Mussel report raises eyebrows
The head of the Okanagan Basin Water Board is skeptical about the results of a potash treatment to eradicate zebra mussels from Lake Winnipeg.
CBC reported this week that Manitoba was “declaring victory in its first battle with invading zebra mussels,” having sealed off four harbours in mid-May and injected the water with potash to suffocate the shellfish.
“I don’t know the geography of those harbours, but the larva are very, very tiny and they are dispersed through the water, so I’m skeptical as to how applying potash in one harbour will take care of the problem for the lake as a whole,” said Anna Warwick Sears, executive director of the Okanagan Basin Water Board, whose background is in population biology.
Quagga and zebra mussels are extremely invasive as one mussel can lay up to a million eggs annually.
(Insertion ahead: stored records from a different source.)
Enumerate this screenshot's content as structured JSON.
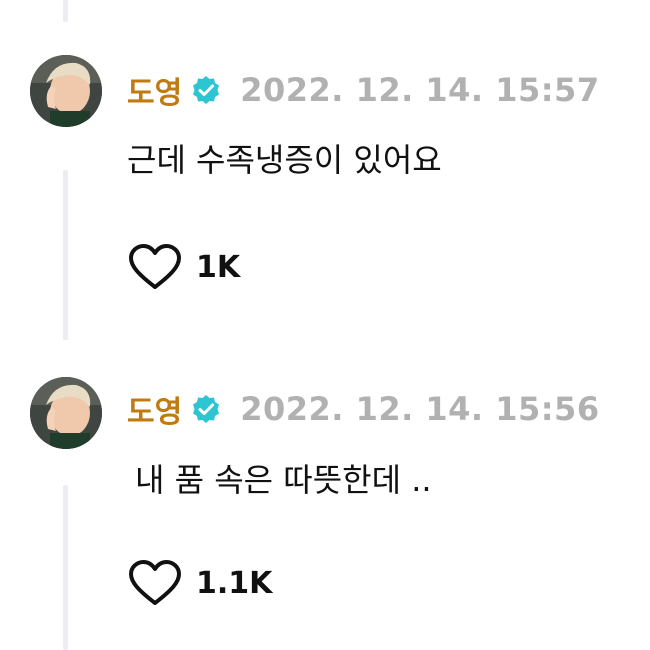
{
  "comments": [
    {
      "author": "도영",
      "timestamp": "2022. 12. 14. 15:57",
      "text": "근데 수족냉증이 있어요",
      "likes": "1K"
    },
    {
      "author": "도영",
      "timestamp": "2022. 12. 14. 15:56",
      "text": "내 품 속은 따뜻한데 ..",
      "likes": "1.1K"
    }
  ],
  "colors": {
    "author": "#c07a12",
    "verified_badge": "#2ec5d3",
    "timestamp": "#b1b1b1",
    "thread_line": "#ececf1"
  },
  "icons": {
    "verified": "verified-badge-icon",
    "like": "heart-icon"
  }
}
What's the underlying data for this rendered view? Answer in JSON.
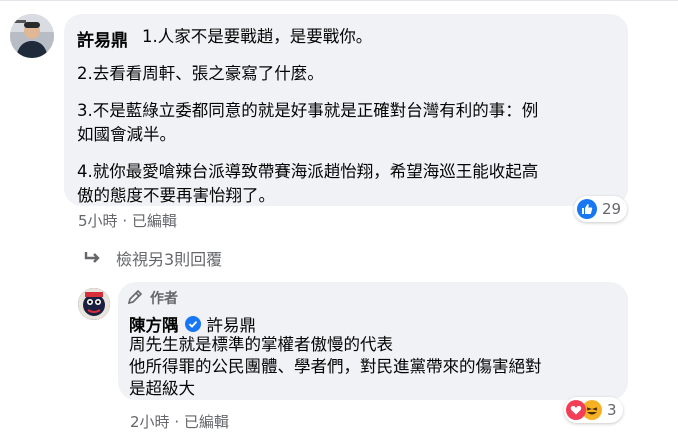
{
  "comment": {
    "author": "許易鼎",
    "lines": [
      "1.人家不是要戰趙，是要戰你。",
      "2.去看看周軒、張之豪寫了什麼。",
      "3.不是藍綠立委都同意的就是好事就是正確對台灣有利的事：例",
      "如國會減半。",
      "4.就你最愛嗆辣台派導致帶賽海派趙怡翔，希望海巡王能收起高",
      "傲的態度不要再害怡翔了。"
    ],
    "time": "5小時",
    "separator": "·",
    "edited": "已編輯",
    "reaction_count": "29",
    "reaction_icon": "like-icon"
  },
  "view_more": {
    "label": "檢視另3則回覆"
  },
  "reply": {
    "badge": "作者",
    "author": "陳方隅",
    "verified": true,
    "tagged": "許易鼎",
    "lines": [
      "周先生就是標準的掌權者傲慢的代表",
      "他所得罪的公民團體、學者們，對民進黨帶來的傷害絕對",
      "是超級大"
    ],
    "time": "2小時",
    "separator": "·",
    "edited": "已編輯",
    "reaction_count": "3",
    "reaction_icons": [
      "love-icon",
      "haha-icon"
    ]
  },
  "colors": {
    "like_blue": "#1877f2",
    "love_red": "#f33e58",
    "haha_yellow": "#f7b125",
    "secondary_text": "#65676b",
    "bubble_bg": "#f0f2f5"
  }
}
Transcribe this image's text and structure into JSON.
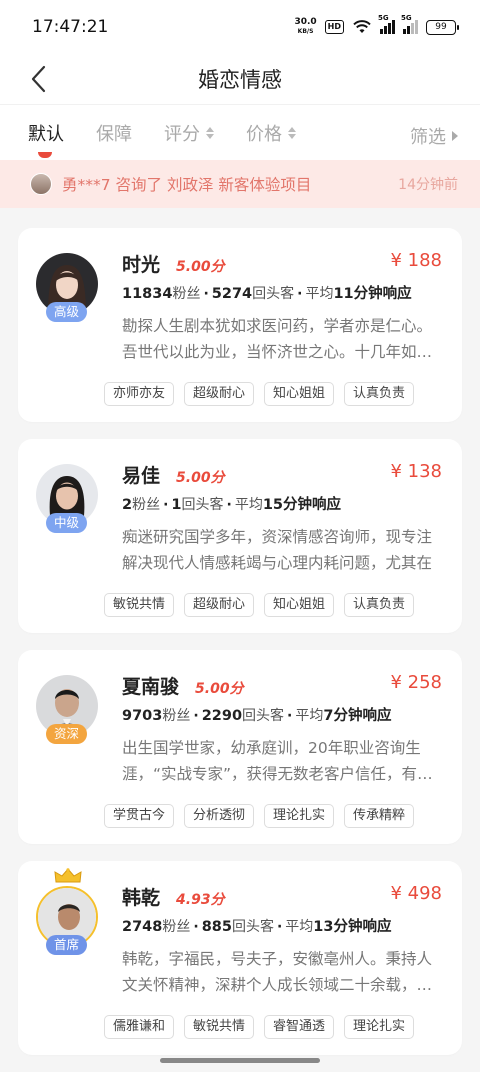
{
  "status_bar": {
    "time": "17:47:21",
    "net_speed": "30.0",
    "net_unit": "KB/S",
    "hd": "HD",
    "sig1_label": "5G",
    "sig2_label": "5G",
    "battery": "99"
  },
  "nav": {
    "title": "婚恋情感",
    "back_icon": "chevron-left-icon"
  },
  "filters": {
    "tabs": [
      {
        "label": "默认",
        "active": true
      },
      {
        "label": "保障"
      },
      {
        "label": "评分"
      },
      {
        "label": "价格"
      }
    ],
    "more_label": "筛选"
  },
  "notice": {
    "text": "勇***7 咨询了 刘政泽 新客体验项目",
    "time": "14分钟前"
  },
  "consultants": [
    {
      "name": "时光",
      "rating": "5.00分",
      "price": "¥ 188",
      "level": "高级",
      "level_color": "#7ea4f0",
      "fans_num": "11834",
      "fans_unit": "粉丝",
      "repeat_num": "5274",
      "repeat_unit": "回头客",
      "resp_prefix": "平均",
      "resp_num": "11分钟响应",
      "desc": "勘探人生剧本犹如求医问药，学者亦是仁心。吾世代以此为业，当怀济世之心。十几年如一日",
      "tags": [
        "亦师亦友",
        "超级耐心",
        "知心姐姐",
        "认真负责"
      ]
    },
    {
      "name": "易佳",
      "rating": "5.00分",
      "price": "¥ 138",
      "level": "中级",
      "level_color": "#7ea4f0",
      "fans_num": "2",
      "fans_unit": "粉丝",
      "repeat_num": "1",
      "repeat_unit": "回头客",
      "resp_prefix": "平均",
      "resp_num": "15分钟响应",
      "desc": "痴迷研究国学多年，资深情感咨询师，现专注解决现代人情感耗竭与心理内耗问题，尤其在",
      "tags": [
        "敏锐共情",
        "超级耐心",
        "知心姐姐",
        "认真负责"
      ]
    },
    {
      "name": "夏南骏",
      "rating": "5.00分",
      "price": "¥ 258",
      "level": "资深",
      "level_color": "#f3a53f",
      "fans_num": "9703",
      "fans_unit": "粉丝",
      "repeat_num": "2290",
      "repeat_unit": "回头客",
      "resp_prefix": "平均",
      "resp_num": "7分钟响应",
      "desc": "出生国学世家，幼承庭训，20年职业咨询生涯，“实战专家”，获得无数老客户信任，有自己",
      "tags": [
        "学贯古今",
        "分析透彻",
        "理论扎实",
        "传承精粹"
      ]
    },
    {
      "name": "韩乾",
      "rating": "4.93分",
      "price": "¥ 498",
      "level": "首席",
      "level_color": "#6f93e8",
      "fans_num": "2748",
      "fans_unit": "粉丝",
      "repeat_num": "885",
      "repeat_unit": "回头客",
      "resp_prefix": "平均",
      "resp_num": "13分钟响应",
      "desc": "韩乾，字福民，号夫子，安徽亳州人。秉持人文关怀精神，深耕个人成长领域二十余载，专注",
      "tags": [
        "儒雅谦和",
        "敏锐共情",
        "睿智通透",
        "理论扎实"
      ]
    }
  ]
}
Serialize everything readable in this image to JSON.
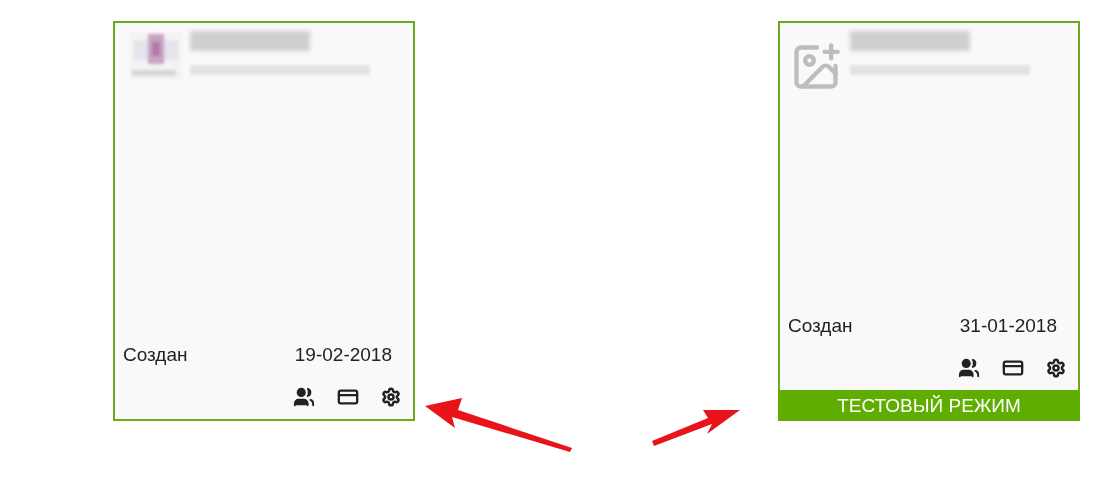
{
  "cards": [
    {
      "created_label": "Создан",
      "date": "19-02-2018"
    },
    {
      "logo": {
        "kind": "placeholder"
      },
      "created_label": "Создан",
      "date": "31-01-2018",
      "banner": "ТЕСТОВЫЙ РЕЖИМ"
    }
  ]
}
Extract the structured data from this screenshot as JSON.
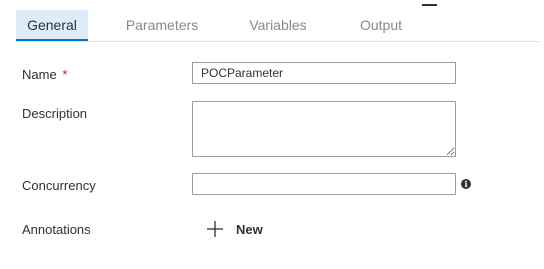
{
  "tabs": [
    {
      "label": "General",
      "active": true
    },
    {
      "label": "Parameters",
      "active": false
    },
    {
      "label": "Variables",
      "active": false
    },
    {
      "label": "Output",
      "active": false
    }
  ],
  "form": {
    "name": {
      "label": "Name",
      "required_marker": "*",
      "value": "POCParameter"
    },
    "description": {
      "label": "Description",
      "value": ""
    },
    "concurrency": {
      "label": "Concurrency",
      "value": "",
      "info_icon": "info-icon"
    },
    "annotations": {
      "label": "Annotations",
      "new_button_label": "New",
      "icon": "plus-icon"
    }
  },
  "colors": {
    "active_tab_bg": "#deecf9",
    "active_tab_underline": "#0078d4",
    "required": "#a4262c",
    "inactive_tab_text": "#8a8886"
  }
}
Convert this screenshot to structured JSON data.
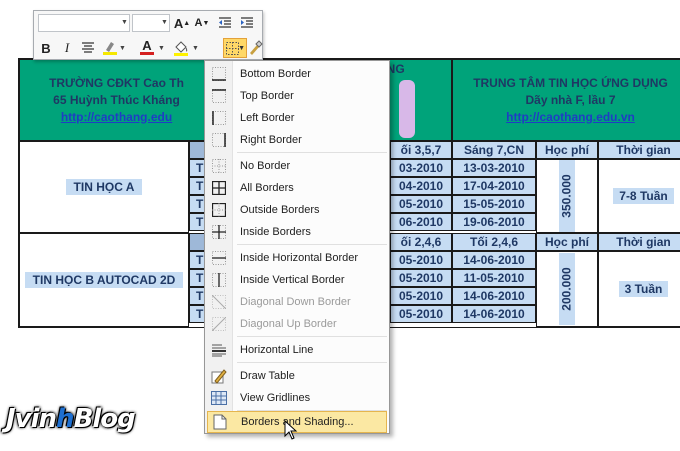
{
  "doc": {
    "left_school": "TRƯỜNG CĐKT Cao Th",
    "left_address": "65 Huỳnh Thúc Kháng",
    "left_url": "http://caothang.edu",
    "mid_title": "ẮNG",
    "right_title": "TRUNG TÂM TIN HỌC ỨNG DỤNG",
    "right_address": "Dãy nhà F, lầu 7",
    "right_url": "http://caothang.edu.vn",
    "course_a": "TIN HỌC A",
    "course_b": "TIN HỌC B AUTOCAD 2D",
    "row_prefix": "T",
    "section_a": {
      "h1": "ối 3,5,7",
      "h2": "Sáng 7,CN",
      "h3": "Học phí",
      "h4": "Thời gian",
      "rows": [
        [
          "03-2010",
          "13-03-2010"
        ],
        [
          "04-2010",
          "17-04-2010"
        ],
        [
          "05-2010",
          "15-05-2010"
        ],
        [
          "06-2010",
          "19-06-2010"
        ]
      ],
      "fee": "350.000",
      "duration": "7-8 Tuần"
    },
    "section_b": {
      "h1": "ối 2,4,6",
      "h2": "Tối 2,4,6",
      "h3": "Học phí",
      "h4": "Thời gian",
      "rows": [
        [
          "05-2010",
          "14-06-2010"
        ],
        [
          "05-2010",
          "11-05-2010"
        ],
        [
          "05-2010",
          "14-06-2010"
        ],
        [
          "05-2010",
          "14-06-2010"
        ]
      ],
      "fee": "200.000",
      "duration": "3 Tuần"
    }
  },
  "toolbar": {
    "grow_font": "A",
    "shrink_font": "A",
    "bold": "B",
    "italic": "I",
    "font_color": "A"
  },
  "menu": {
    "items": [
      {
        "label": "Bottom Border",
        "icon": "bottom-border-icon"
      },
      {
        "label": "Top Border",
        "icon": "top-border-icon"
      },
      {
        "label": "Left Border",
        "icon": "left-border-icon"
      },
      {
        "label": "Right Border",
        "icon": "right-border-icon"
      },
      {
        "label": "No Border",
        "icon": "no-border-icon"
      },
      {
        "label": "All Borders",
        "icon": "all-borders-icon"
      },
      {
        "label": "Outside Borders",
        "icon": "outside-borders-icon"
      },
      {
        "label": "Inside Borders",
        "icon": "inside-borders-icon"
      },
      {
        "label": "Inside Horizontal Border",
        "icon": "inside-horizontal-border-icon"
      },
      {
        "label": "Inside Vertical Border",
        "icon": "inside-vertical-border-icon"
      },
      {
        "label": "Diagonal Down Border",
        "icon": "diagonal-down-border-icon",
        "disabled": true
      },
      {
        "label": "Diagonal Up Border",
        "icon": "diagonal-up-border-icon",
        "disabled": true
      },
      {
        "label": "Horizontal Line",
        "icon": "horizontal-line-icon"
      },
      {
        "label": "Draw Table",
        "icon": "draw-table-icon"
      },
      {
        "label": "View Gridlines",
        "icon": "view-gridlines-icon"
      },
      {
        "label": "Borders and Shading...",
        "icon": "borders-shading-icon",
        "highlighted": true
      }
    ]
  },
  "logo": {
    "part1": "Jvin",
    "part2": "h",
    "part3": "Blog"
  },
  "colors": {
    "header_green": "#00a37a",
    "cell_blue": "#c6dcf3",
    "menu_highlight": "#fbe8a3"
  }
}
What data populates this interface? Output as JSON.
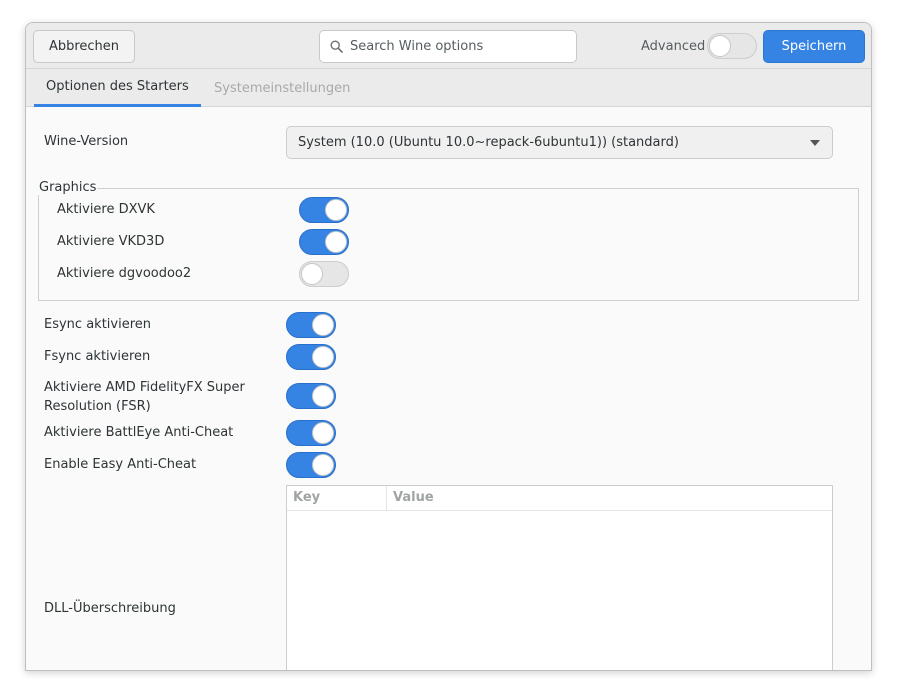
{
  "header": {
    "cancel_label": "Abbrechen",
    "search_placeholder": "Search Wine options",
    "advanced_label": "Advanced",
    "advanced_on": false,
    "save_label": "Speichern"
  },
  "tabs": [
    {
      "label": "Optionen des Starters",
      "active": true
    },
    {
      "label": "Systemeinstellungen",
      "active": false
    }
  ],
  "wine_version": {
    "label": "Wine-Version",
    "value": "System (10.0 (Ubuntu 10.0~repack-6ubuntu1)) (standard)"
  },
  "graphics": {
    "title": "Graphics",
    "options": [
      {
        "label": "Aktiviere DXVK",
        "on": true
      },
      {
        "label": "Aktiviere VKD3D",
        "on": true
      },
      {
        "label": "Aktiviere dgvoodoo2",
        "on": false
      }
    ]
  },
  "options": [
    {
      "label": "Esync aktivieren",
      "on": true
    },
    {
      "label": "Fsync aktivieren",
      "on": true
    },
    {
      "label": "Aktiviere AMD FidelityFX Super Resolution (FSR)",
      "on": true
    },
    {
      "label": "Aktiviere BattlEye Anti-Cheat",
      "on": true
    },
    {
      "label": "Enable Easy Anti-Cheat",
      "on": true
    }
  ],
  "dll": {
    "label": "DLL-Überschreibung",
    "columns": [
      "Key",
      "Value"
    ]
  },
  "colors": {
    "accent": "#3584e4",
    "header_bg": "#ebebeb",
    "content_bg": "#fafafa"
  }
}
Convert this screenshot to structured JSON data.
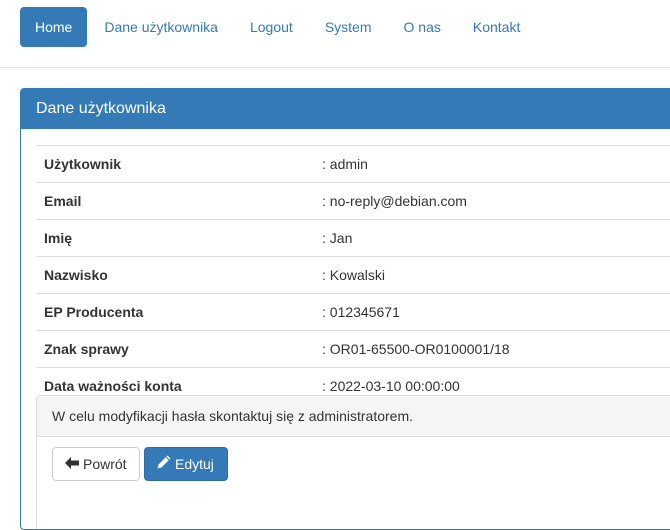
{
  "nav": {
    "items": [
      {
        "label": "Home",
        "active": true
      },
      {
        "label": "Dane użytkownika",
        "active": false
      },
      {
        "label": "Logout",
        "active": false
      },
      {
        "label": "System",
        "active": false
      },
      {
        "label": "O nas",
        "active": false
      },
      {
        "label": "Kontakt",
        "active": false
      }
    ]
  },
  "panel": {
    "title": "Dane użytkownika",
    "rows": [
      {
        "key": "Użytkownik",
        "value": ": admin"
      },
      {
        "key": "Email",
        "value": ": no-reply@debian.com"
      },
      {
        "key": "Imię",
        "value": ": Jan"
      },
      {
        "key": "Nazwisko",
        "value": ": Kowalski"
      },
      {
        "key": "EP Producenta",
        "value": ": 012345671"
      },
      {
        "key": "Znak sprawy",
        "value": ": OR01-65500-OR0100001/18"
      },
      {
        "key": "Data ważności konta",
        "value": ": 2022-03-10 00:00:00"
      }
    ]
  },
  "notice": {
    "text": "W celu modyfikacji hasła skontaktuj się z administratorem."
  },
  "buttons": {
    "back_label": "Powrót",
    "back_icon": "arrow-left-icon",
    "edit_label": "Edytuj",
    "edit_icon": "pencil-icon"
  },
  "colors": {
    "primary": "#337ab7",
    "border": "#dddddd"
  }
}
Their presence has, thus, destroyed many aquatic environments in the Eastern United States, Canada and, most notably, the Great Lakes.
The OBWB has launched an extensive media campaign to put the issue in the public eye and draw the necessary political dollars to try and seal off B.C.’s borders with a multi-pronged approach: border inspections, publicity campaigns and decontamination sites.
Residents are being asked to write to their MLA and MP to urge action “to communicate the importance of the issue” to the politicians, Warwick Sears said.
“My understanding is that there is nothing that has been shown to eradicate the mussels once they are in the lake system,” she added.
Alberta is also ramping up efforts to stem the tide of invasion as the mussels migrate across North America and up from the United States.
Earlier this spring, the B.C. Liberals passed a motion to bring funding initiatives to the floor of the provincial legislature.